Exercise description =
Go through the data underneath and report how many lines hold the string "information", giving only the number.

*** Records provided ***

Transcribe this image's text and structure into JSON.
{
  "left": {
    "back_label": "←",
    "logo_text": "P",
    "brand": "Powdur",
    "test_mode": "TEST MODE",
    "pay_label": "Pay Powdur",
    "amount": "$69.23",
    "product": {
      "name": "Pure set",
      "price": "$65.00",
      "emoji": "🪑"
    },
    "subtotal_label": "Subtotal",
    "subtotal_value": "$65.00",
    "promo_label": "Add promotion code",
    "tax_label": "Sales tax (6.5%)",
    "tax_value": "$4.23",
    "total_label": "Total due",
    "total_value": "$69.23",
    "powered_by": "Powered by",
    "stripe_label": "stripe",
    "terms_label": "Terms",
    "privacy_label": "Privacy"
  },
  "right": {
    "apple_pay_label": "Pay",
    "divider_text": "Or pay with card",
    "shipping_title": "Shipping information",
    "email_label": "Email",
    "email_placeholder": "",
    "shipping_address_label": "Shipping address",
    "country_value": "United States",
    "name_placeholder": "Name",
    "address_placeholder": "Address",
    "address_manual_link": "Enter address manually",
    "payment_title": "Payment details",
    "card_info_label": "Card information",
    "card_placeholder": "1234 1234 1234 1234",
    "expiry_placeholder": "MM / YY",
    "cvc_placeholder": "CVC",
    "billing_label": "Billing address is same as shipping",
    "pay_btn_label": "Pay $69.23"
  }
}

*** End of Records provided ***

Exercise answer =
2